Data extract:
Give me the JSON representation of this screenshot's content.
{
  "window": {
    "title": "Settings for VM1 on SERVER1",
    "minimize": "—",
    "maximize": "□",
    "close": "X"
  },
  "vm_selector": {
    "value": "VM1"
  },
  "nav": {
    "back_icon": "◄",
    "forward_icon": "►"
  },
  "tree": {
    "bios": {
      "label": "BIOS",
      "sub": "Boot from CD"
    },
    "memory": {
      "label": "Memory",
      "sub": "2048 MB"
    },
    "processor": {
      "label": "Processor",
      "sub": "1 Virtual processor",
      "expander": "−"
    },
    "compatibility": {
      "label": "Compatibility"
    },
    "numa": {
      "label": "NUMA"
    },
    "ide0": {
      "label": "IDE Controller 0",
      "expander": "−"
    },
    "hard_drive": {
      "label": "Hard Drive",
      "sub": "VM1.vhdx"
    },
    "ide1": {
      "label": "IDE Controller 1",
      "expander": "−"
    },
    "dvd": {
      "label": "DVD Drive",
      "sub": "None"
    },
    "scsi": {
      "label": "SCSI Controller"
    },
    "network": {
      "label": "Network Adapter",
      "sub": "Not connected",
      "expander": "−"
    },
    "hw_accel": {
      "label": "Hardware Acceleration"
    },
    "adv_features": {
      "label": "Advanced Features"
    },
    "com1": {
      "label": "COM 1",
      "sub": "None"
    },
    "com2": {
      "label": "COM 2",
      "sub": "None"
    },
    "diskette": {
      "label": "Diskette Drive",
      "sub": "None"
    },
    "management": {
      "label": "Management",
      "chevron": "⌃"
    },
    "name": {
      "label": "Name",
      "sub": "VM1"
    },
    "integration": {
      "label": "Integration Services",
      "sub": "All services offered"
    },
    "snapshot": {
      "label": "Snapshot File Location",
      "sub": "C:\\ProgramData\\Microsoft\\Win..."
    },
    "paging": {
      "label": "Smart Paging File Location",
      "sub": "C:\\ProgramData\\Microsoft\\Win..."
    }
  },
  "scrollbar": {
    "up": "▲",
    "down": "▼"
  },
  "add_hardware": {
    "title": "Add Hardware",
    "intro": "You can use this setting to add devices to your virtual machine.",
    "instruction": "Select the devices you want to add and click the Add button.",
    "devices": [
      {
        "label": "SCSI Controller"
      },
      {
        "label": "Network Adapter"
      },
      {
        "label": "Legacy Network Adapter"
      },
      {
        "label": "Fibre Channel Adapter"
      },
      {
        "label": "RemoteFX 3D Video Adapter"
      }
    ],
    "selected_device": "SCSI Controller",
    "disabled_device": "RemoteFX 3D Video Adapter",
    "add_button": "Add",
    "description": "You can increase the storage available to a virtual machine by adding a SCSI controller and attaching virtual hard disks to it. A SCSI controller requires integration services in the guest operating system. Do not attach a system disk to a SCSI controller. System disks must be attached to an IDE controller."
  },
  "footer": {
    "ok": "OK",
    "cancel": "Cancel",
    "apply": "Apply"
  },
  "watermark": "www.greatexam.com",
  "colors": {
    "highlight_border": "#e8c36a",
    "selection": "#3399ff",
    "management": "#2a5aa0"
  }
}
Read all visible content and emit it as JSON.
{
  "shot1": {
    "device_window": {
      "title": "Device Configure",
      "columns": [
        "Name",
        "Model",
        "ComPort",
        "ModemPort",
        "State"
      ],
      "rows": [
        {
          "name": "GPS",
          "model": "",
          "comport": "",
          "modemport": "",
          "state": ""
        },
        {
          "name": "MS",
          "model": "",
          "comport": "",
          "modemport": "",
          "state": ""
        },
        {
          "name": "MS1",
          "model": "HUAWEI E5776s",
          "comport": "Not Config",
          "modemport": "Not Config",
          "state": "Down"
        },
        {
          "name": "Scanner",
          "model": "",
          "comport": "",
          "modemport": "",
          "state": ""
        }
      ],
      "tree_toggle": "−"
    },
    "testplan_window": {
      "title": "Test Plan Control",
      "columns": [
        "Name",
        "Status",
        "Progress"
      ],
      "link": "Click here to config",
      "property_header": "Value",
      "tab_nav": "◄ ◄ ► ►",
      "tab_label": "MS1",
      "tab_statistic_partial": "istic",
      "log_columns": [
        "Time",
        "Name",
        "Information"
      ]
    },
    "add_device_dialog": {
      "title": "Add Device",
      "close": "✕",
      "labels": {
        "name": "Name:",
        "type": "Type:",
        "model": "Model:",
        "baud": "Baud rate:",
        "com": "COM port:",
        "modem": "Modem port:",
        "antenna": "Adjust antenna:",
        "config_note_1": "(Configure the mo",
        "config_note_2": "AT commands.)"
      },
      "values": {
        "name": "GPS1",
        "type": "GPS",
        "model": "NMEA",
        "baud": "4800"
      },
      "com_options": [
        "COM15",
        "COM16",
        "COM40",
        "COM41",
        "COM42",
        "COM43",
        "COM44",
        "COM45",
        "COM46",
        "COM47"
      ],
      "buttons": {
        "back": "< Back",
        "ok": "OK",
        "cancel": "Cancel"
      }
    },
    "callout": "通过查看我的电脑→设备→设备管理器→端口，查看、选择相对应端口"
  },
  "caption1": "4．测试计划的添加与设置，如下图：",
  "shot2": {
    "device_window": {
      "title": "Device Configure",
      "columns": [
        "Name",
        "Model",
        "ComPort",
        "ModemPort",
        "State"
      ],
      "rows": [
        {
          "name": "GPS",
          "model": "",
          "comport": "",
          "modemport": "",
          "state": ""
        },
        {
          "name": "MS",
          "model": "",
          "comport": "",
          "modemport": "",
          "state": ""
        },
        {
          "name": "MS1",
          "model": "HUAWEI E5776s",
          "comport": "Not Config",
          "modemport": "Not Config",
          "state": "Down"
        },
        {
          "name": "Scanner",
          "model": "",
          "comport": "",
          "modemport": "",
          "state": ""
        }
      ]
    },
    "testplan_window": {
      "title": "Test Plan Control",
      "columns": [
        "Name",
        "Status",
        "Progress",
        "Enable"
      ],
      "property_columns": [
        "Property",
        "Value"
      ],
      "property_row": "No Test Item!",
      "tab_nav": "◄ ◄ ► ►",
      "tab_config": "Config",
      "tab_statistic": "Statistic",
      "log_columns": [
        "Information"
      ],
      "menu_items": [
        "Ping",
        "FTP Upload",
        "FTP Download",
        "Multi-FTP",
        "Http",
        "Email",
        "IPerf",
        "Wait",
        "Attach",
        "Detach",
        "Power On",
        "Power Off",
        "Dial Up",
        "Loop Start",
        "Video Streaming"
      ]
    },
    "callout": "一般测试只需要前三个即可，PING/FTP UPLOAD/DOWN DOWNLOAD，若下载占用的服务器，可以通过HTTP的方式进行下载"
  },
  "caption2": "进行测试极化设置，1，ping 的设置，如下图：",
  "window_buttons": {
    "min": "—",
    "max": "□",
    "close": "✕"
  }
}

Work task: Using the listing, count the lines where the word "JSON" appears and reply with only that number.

Written answer: 2